[Information given — start]
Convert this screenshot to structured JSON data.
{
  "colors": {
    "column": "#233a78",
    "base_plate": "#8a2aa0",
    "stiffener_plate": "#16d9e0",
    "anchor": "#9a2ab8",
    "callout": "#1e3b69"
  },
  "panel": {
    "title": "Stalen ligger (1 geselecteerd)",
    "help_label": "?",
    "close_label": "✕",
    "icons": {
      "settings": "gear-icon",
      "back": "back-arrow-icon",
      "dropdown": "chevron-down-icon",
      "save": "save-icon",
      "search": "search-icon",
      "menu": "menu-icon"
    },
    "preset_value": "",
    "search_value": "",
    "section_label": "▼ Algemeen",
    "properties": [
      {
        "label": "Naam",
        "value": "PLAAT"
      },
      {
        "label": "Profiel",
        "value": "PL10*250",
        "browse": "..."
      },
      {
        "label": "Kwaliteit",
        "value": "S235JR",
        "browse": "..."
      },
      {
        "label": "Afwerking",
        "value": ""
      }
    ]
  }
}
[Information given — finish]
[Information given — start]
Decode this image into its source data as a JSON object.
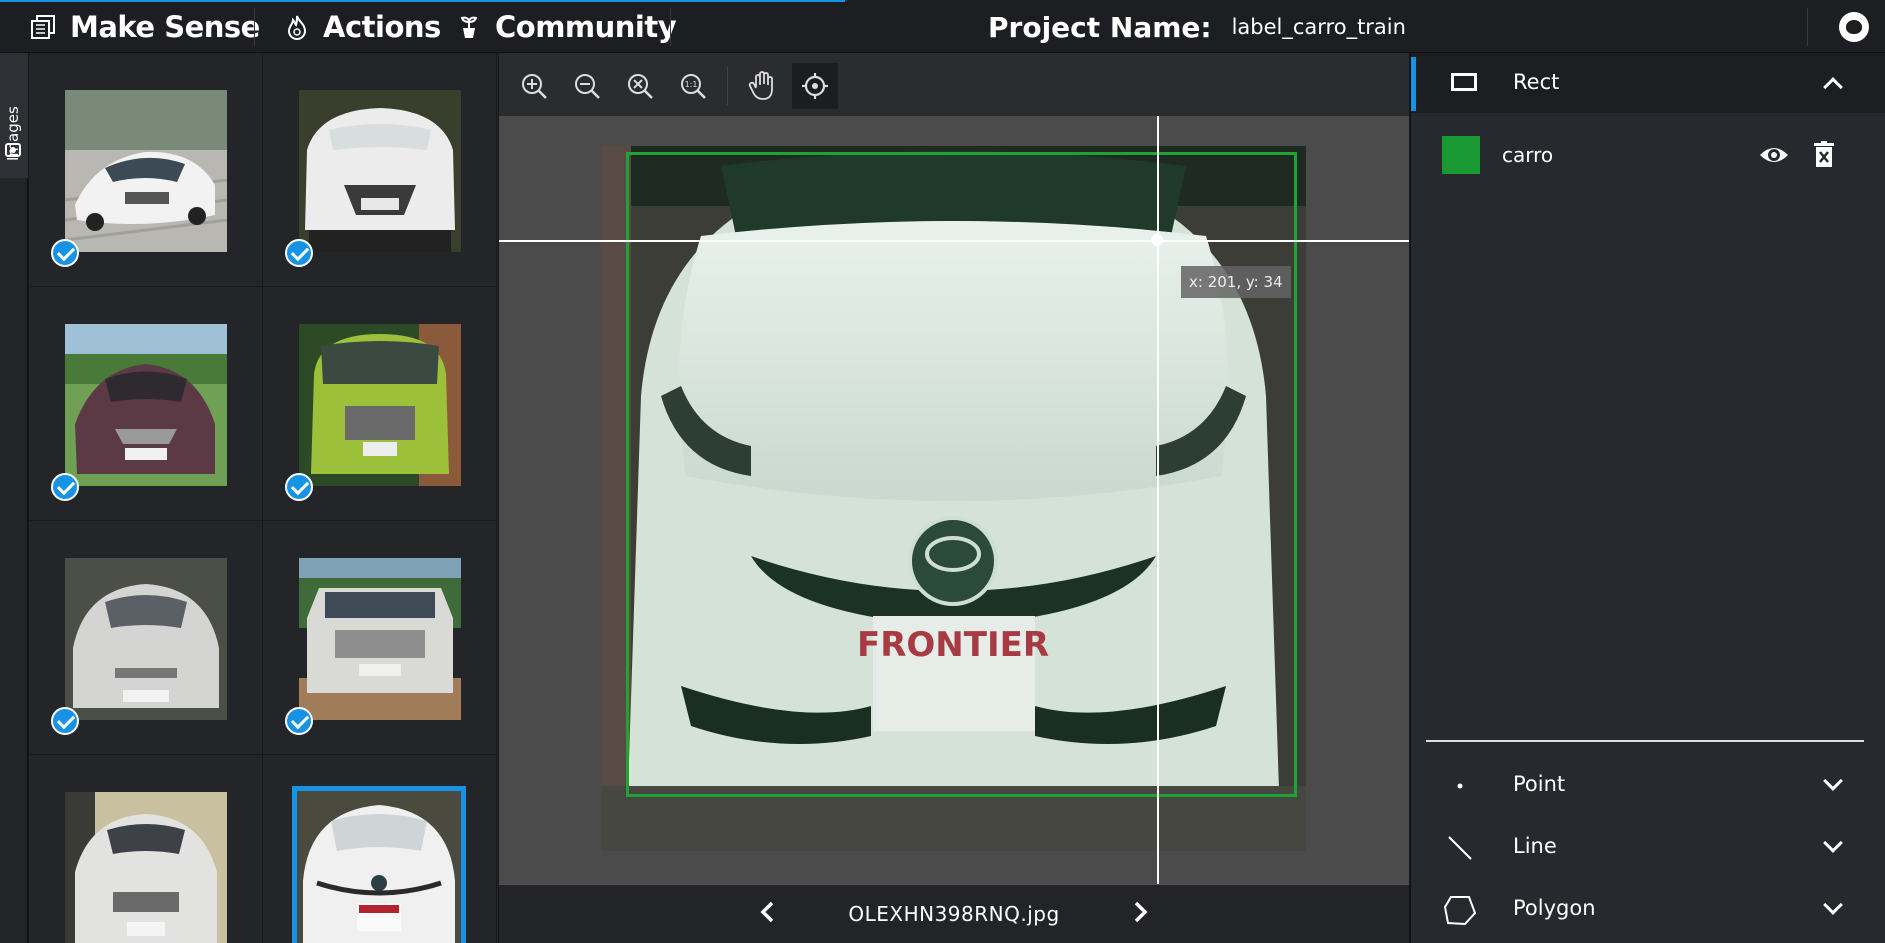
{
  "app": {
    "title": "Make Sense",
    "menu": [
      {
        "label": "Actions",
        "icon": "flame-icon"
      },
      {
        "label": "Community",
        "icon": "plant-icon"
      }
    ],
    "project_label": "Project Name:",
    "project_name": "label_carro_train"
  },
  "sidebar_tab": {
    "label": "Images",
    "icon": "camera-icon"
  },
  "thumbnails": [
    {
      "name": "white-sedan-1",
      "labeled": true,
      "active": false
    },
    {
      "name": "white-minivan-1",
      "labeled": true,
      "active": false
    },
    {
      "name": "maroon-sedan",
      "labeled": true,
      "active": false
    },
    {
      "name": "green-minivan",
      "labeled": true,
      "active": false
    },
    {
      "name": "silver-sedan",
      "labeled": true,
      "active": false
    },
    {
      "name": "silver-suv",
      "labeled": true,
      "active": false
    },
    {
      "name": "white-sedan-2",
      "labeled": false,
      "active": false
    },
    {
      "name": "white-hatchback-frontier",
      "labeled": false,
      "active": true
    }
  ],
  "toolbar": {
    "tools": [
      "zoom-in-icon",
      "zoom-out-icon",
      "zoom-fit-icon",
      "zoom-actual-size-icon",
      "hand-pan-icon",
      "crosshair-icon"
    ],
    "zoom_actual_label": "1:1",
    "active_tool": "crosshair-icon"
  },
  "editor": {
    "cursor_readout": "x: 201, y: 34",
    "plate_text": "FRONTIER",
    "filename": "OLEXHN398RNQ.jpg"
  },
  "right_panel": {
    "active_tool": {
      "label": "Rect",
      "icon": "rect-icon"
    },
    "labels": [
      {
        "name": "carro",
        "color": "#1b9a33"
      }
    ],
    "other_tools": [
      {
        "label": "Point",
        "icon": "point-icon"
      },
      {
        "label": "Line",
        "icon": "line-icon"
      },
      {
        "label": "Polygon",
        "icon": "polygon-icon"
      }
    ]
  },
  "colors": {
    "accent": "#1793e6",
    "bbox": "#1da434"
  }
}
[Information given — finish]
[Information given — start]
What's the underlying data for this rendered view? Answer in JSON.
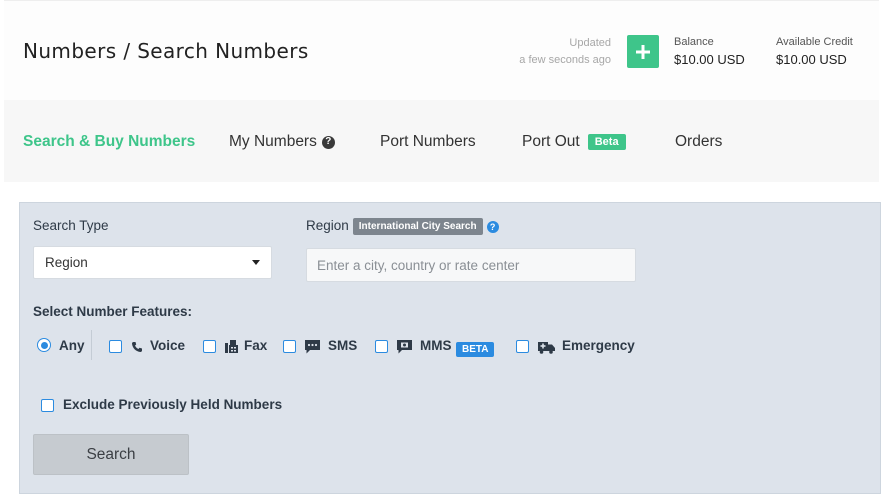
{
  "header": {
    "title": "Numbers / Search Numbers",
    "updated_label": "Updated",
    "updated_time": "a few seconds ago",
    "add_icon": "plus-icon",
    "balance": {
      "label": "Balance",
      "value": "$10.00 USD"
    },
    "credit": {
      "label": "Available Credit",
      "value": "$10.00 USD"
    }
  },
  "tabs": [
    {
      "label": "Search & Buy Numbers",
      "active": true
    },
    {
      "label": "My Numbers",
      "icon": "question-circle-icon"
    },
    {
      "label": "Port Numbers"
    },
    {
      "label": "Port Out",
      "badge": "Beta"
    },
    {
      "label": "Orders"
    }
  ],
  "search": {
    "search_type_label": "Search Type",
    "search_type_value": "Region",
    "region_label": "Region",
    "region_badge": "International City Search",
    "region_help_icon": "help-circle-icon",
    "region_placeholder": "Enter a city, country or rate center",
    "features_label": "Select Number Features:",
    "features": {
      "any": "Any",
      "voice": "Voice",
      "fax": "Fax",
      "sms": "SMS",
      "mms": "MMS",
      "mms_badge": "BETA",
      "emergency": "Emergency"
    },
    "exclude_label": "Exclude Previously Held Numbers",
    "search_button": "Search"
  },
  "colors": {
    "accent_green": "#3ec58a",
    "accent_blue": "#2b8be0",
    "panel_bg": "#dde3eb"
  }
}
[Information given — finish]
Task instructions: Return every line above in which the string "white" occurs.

Expected output:
      "name": "white-sedan-1",
      "name": "white-minivan-1",
      "name": "white-sedan-2",
      "name": "white-hatchback-frontier",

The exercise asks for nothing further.